Labour shortages in the UK have led to all sorts of ideas on how to drum up more staff. Perhaps prisoners could be ferried to factories and fields? Maybe mothers could work in abattoirs between dropping off and picking up the children from school? Yet there are many people around the country who want to work but are banned by the government from doing so: asylum seekers waiting for a decision on their applications.
In the UK, asylum seekers can only work if they have waited for an initial decision for 12 months, and only then if they can find a job in an official list of “shortage occupations”, most of which are highly skilled. In the meantime, they are put in government-provided accommodation and given £39.63 a week to live on, far below the government’s own definition of absolute poverty.
The UK stands out internationally for its reluctance to let asylum seekers work. In the EU, where the law specifies they must be allowed access to the labour market after a maximum of nine months, many countries have shorter periods, such as Sweden (immediate), Portugal (one month), Germany (from three months) and Belgium (four months.) In Canada, asylum seekers can work immediately, and in the US they can do so after six months.
The UK’s approach, which dates back to the New Labour government in 2002, is based on the idea that allowing asylum seekers to work would create a strong “pull factor” that would encourage people to “lodge unfounded asylum claims in an attempt to avoid work visa rules”. It sounds plausible, but the available evidence is weak: a review of international studies found no correlation between access to the labour market and choice of country for asylum. Other pull factors were more important, such as language and the presence of family and friends.
While the benefits of the employment ban are unproven, the same cannot be said of the costs. A number of studies show the longer an asylum seeker must wait to enter the labour market, the worse their long-term prospects of getting and keeping a job.
A German study found employment rates were about 20 percentage points lower for refugees who had to wait an additional seven months before they were allowed to enter the labour market. It took up to a decade for this employment gap to disappear.
Another study, which assessed almost 30 years’ worth of data from 19 European countries, found those banned from working also ended up in worse-quality jobs once the ban was lifted, reported lower language proficiency, had more health problems and were more likely to receive benefits.
In the language of economists, forcing people to sit idle causes a “depreciation of human capital”. Or, as a Syrian refugee put it to me, it leaves you “hopeless” and “kills your skills”. On £39.63 per week, just buying a bus ticket to the library can mean having to skip a meal.
The misery of this waiting period wouldn’t matter too much if the government made decisions on people’s applications quickly. Yet the share of applications completed in six months has dropped from more than 80 per cent in 2014 to less than 10 per cent, according to Oxford university’s Migration Observatory. The number of people waiting for an initial decision has swelled from about 24,000 in 2014 to more than 80,000 today.

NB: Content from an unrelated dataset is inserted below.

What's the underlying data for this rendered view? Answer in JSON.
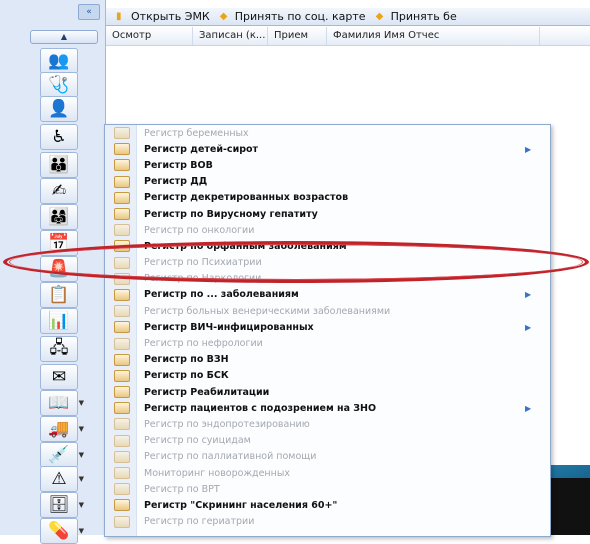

The pandemic hasn’t helped, but it isn’t the root cause, either. A report last year by the Independent Chief Inspector of Borders and Immigration blamed the delays in part on poor staff retention of “decision makers” and outdated work processes such as a reliance on enormous Excel spreadsheets. It said claimants who received a decision in 2020 had been waiting an average of 449 days. The Home Office now plans to recruit more “decision makers” and introduce a new digital case progression platform. But the backlog they face is huge.
Of course, allowing the people caught in this backlog to work wouldn’t solve the UK’s labour shortages, but it could help some businesses. An OECD survey of German employers who have hired asylum seekers and refugees found that more than 80 per cent were broadly or fully satisfied with their work. It is also an unusually good moment in the economic cycle for asylum seekers to find work: studies show they are sucked into jobs when labour markets are tight but struggle more than most when unemployment is high.
There are no simple answers to labour shortages and lower workforce participation in the UK. But there are some easy wins. If people want to work, we should let them.